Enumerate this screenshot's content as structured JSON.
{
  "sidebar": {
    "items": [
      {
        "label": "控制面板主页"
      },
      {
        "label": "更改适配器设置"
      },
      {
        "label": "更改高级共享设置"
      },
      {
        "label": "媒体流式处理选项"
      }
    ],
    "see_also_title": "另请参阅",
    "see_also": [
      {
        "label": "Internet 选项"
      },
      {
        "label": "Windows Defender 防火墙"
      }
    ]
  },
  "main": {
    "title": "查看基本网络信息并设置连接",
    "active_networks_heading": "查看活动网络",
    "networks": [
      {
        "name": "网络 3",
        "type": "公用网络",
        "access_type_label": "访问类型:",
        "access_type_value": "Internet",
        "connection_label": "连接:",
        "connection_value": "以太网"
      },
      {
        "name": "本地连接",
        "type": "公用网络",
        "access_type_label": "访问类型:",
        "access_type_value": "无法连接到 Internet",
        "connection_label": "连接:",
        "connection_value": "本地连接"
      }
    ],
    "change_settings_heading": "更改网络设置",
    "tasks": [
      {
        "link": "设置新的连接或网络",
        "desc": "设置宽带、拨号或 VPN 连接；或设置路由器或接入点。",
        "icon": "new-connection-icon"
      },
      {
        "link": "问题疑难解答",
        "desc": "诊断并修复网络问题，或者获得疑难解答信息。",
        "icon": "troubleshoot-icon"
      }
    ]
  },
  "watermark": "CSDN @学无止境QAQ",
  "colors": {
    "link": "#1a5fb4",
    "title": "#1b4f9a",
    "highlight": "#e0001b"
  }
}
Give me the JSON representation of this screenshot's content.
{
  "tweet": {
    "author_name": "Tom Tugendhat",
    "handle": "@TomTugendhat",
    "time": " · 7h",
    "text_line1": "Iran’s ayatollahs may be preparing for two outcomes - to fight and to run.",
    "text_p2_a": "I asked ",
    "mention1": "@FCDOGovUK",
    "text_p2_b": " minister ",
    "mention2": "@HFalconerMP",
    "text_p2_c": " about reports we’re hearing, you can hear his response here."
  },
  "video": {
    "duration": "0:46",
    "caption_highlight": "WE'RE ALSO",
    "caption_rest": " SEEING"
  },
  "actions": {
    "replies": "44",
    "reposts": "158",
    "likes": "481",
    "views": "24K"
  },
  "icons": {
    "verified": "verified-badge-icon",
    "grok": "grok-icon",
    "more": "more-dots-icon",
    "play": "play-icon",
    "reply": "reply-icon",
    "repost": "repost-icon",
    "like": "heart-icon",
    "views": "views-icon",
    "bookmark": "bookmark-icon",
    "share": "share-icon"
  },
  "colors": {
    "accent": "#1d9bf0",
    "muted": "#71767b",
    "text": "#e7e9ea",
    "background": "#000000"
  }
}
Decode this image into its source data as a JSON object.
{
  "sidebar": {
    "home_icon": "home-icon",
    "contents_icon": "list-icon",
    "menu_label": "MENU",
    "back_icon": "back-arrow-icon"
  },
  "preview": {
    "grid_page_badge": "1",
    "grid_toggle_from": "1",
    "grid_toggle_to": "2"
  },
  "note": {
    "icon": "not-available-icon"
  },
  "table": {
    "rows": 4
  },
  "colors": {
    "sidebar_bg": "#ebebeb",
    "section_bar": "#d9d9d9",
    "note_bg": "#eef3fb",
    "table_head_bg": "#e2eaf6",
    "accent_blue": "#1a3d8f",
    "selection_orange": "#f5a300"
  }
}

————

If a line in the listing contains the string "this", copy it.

Enumerate this screenshot's content as structured JSON.
Give me the JSON representation of this screenshot's content.
Decode this image into its source data as a JSON object.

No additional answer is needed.